To do this you need to focus on a few things. Sight alignment, sight picture and smooth trigger press are the fundamentals here, all of which are basic skills we should be working on from day one. If you can exercise these three fundamentals of shooting, then you are going to hit the string at close distances and even longer ones.

Striking the string during a shooting drill
When your bullet hits the cordage, the string will jump making hits obvious.

I have done this with a red dot mounted on my Springfield XD-M Elite in the video, and I have also done it with the standard sights from the factory.  My ammo for the day was Atlanta Arms 115-gr. JHP, and as you can see in the video I get both hits and misses — but I jokingly blamed the misses on the wind that day out in the desert.

What You Need

You can run the Shoot the String Drill either indoors or out. All you need is a way to hang the string. This can be target stands, tree branches if you’re outdoors, or the overhead target rack in an indoor range. Whatever you do, tie a good knot. As you can see in my video, if you don’t the knot will give way.

Man demonstrating string shooting drill results
Shooting the string drill requires a pistol, ammunition, a pair of stakes and a string to hang as a target. As you improve, use thinner cordage.

Start at 3 yards to make it easy on yourself. Get one or two of those good hits and decide where to move next. You will know if the hit is good because you will get a positive flip of the string and not just a swing. Also, the string will often fray and have a black grease mark on it from the good hits. Once you are comfortable, move back and really test your skills. 

How does this benefit you? Well, let’s just face it … if you can do this, you get bragging rights and a huge confidence booster. You will see that your skills and practice are paying off. In one case, we actually needed a slight adjustment in the rear sight on a student’s gun in a class I was running. After that adjustment it was clear the student had the fundamentals to cut the string in half after a few rounds.


This Shoot the String Drill does have a place and time for implementation, however. You need to have a good grasp of those fundamentals. If you are struggling to hit a bullseye target at 7 yards, I would say work a little more on the fundamentals before attempting this drill. But once you get to this you will see just how accurate your pistol and you are.

Springfield Armory pistol used in string drill
For this article, the author used the exceptionally good Atlanta Arms Elite ammo in his Springfield XD-M Elite pistol.

My advice if you try this is, do no more than 10 rounds at a time. And if you hit it the first time, pack up and leave on a good note — don’t chase the record the first day.

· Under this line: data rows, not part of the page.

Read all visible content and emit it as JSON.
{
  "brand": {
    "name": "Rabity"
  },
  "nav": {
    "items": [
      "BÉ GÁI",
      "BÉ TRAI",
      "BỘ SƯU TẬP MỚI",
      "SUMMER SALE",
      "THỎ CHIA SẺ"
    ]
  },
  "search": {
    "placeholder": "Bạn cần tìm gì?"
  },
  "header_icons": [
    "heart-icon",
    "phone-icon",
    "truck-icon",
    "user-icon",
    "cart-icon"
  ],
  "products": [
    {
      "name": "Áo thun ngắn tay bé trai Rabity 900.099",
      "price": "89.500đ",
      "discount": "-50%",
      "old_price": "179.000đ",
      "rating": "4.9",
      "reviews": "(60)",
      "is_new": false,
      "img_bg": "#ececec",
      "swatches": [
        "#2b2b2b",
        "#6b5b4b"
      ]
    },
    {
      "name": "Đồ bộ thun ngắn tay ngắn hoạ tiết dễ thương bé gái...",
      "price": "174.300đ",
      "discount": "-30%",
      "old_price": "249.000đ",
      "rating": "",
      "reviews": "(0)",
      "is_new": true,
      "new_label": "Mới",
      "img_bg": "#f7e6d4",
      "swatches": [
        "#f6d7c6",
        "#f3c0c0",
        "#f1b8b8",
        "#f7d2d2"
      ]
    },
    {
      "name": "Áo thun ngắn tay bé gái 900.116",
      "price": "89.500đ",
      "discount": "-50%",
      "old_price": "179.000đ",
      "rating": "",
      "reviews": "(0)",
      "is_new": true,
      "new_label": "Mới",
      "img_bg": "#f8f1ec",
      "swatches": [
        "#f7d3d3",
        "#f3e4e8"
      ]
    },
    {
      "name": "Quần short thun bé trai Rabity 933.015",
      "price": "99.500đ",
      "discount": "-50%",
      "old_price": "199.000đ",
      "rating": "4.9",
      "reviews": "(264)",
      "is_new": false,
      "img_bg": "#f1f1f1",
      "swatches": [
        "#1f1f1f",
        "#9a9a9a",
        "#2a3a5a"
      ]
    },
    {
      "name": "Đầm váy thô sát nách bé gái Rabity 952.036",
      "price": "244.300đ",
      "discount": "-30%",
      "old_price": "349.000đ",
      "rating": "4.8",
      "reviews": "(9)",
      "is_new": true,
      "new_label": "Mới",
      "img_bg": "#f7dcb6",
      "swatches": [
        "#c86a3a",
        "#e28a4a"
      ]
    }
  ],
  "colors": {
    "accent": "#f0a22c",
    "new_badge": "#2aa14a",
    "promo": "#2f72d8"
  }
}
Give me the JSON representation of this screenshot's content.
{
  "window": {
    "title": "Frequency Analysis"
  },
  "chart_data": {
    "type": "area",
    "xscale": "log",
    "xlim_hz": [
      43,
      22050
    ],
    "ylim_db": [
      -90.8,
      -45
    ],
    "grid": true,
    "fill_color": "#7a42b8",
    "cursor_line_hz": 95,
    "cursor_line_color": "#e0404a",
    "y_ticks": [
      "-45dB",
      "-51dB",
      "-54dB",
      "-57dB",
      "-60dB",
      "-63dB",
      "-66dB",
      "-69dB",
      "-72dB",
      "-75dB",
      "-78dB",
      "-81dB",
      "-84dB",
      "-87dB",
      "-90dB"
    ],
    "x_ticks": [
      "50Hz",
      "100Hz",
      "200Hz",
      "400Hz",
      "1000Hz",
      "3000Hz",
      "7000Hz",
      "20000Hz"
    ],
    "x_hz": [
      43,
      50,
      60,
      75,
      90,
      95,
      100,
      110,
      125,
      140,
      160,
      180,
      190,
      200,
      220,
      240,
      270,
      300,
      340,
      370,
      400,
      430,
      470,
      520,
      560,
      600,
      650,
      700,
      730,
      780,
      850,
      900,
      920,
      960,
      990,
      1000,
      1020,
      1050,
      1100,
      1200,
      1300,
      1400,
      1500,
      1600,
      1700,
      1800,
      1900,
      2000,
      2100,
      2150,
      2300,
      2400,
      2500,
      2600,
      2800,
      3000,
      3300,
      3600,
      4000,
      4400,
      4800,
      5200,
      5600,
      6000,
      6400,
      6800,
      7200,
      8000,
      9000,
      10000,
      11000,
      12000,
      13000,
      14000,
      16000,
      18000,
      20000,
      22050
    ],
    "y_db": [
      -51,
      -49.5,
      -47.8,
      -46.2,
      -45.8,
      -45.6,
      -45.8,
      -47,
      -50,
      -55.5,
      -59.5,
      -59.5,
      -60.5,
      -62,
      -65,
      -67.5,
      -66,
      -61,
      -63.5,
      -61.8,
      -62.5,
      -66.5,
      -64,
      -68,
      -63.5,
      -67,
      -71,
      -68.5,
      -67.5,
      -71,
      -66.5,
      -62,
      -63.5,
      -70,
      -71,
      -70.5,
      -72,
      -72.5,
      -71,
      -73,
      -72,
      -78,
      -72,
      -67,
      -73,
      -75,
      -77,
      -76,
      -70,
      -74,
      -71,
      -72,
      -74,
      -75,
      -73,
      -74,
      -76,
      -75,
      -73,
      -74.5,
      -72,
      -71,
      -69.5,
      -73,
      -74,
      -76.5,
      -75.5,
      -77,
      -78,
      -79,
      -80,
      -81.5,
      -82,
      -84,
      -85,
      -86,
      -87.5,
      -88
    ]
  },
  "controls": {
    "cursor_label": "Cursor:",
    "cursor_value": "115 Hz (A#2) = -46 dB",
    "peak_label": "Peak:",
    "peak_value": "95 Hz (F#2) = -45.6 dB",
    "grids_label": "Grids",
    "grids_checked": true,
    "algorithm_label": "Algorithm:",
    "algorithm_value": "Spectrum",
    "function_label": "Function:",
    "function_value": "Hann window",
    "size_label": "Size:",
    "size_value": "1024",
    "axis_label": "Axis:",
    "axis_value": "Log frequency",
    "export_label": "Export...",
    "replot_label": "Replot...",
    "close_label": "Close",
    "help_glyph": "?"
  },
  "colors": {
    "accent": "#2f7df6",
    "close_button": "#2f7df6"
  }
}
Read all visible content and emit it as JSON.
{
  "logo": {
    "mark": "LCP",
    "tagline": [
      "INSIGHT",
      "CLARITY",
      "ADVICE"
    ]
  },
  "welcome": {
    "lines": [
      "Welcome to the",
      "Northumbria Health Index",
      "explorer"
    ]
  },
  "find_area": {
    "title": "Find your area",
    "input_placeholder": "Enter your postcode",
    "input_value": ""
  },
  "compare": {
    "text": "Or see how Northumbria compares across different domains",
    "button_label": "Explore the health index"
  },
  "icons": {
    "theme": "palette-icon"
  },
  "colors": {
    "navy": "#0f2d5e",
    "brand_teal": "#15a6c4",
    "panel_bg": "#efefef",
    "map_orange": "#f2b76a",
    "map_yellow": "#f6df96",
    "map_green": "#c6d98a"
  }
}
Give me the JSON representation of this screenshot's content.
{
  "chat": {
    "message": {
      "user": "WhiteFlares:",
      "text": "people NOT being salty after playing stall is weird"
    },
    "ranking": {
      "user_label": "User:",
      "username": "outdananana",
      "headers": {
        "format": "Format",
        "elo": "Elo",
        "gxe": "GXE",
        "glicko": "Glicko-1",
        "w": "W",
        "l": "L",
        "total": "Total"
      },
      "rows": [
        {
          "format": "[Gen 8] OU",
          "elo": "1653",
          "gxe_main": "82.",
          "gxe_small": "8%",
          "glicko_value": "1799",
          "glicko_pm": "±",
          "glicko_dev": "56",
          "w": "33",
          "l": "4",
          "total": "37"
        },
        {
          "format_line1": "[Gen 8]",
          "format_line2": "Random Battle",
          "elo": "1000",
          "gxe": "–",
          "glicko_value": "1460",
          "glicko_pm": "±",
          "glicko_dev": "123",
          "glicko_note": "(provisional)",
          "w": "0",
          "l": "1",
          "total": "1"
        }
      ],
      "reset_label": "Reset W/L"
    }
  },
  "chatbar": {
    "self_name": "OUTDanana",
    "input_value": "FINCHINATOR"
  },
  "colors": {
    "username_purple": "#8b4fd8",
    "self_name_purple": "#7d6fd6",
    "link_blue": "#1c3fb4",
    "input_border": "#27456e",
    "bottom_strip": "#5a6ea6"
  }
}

Editor’s Note: Please be sure to check out The Armory Life Forum, where you can comment about our daily articles, as well as just talk guns and gear. Click the “Go To Forum Thread” link below to jump in and discuss this article and much more!

Join the Discussion

Go to forum thread

Continue Reading
Did you enjoy this video?

Springfield Armory® recommends you seek qualified and competent training from a certified instructor prior to handling any firearm and be sure to read your owner’s manual. These articles and videos are considered to be suggestions and not recommendations from Springfield Armory. The views and opinions expressed on this website are those of the authors and do not necessarily reflect the views and opinions of Springfield Armory.

Product prices mentioned in articles and videos are current as of the date of publication.

Michael Mills

Michael Mills

Michael Mills created as a way to help spread good information, shed positive light on the gun community and to have fun. He has always loved teaching and helping others, especially when it comes to gun rights. This passion was further ingrained during his service in U.S. Army Special Operations, and he is a Use of Force Instructor, Defensive Tactics instructor, DEA Firearms Instructor and Police Academy instructor. He also has 15 years of law enforcement experience from patrol to supervision.

© 2024 Springfield Armory. All rights reserved.

Springfield Armory

No account? Create One

Create Account

Have an account?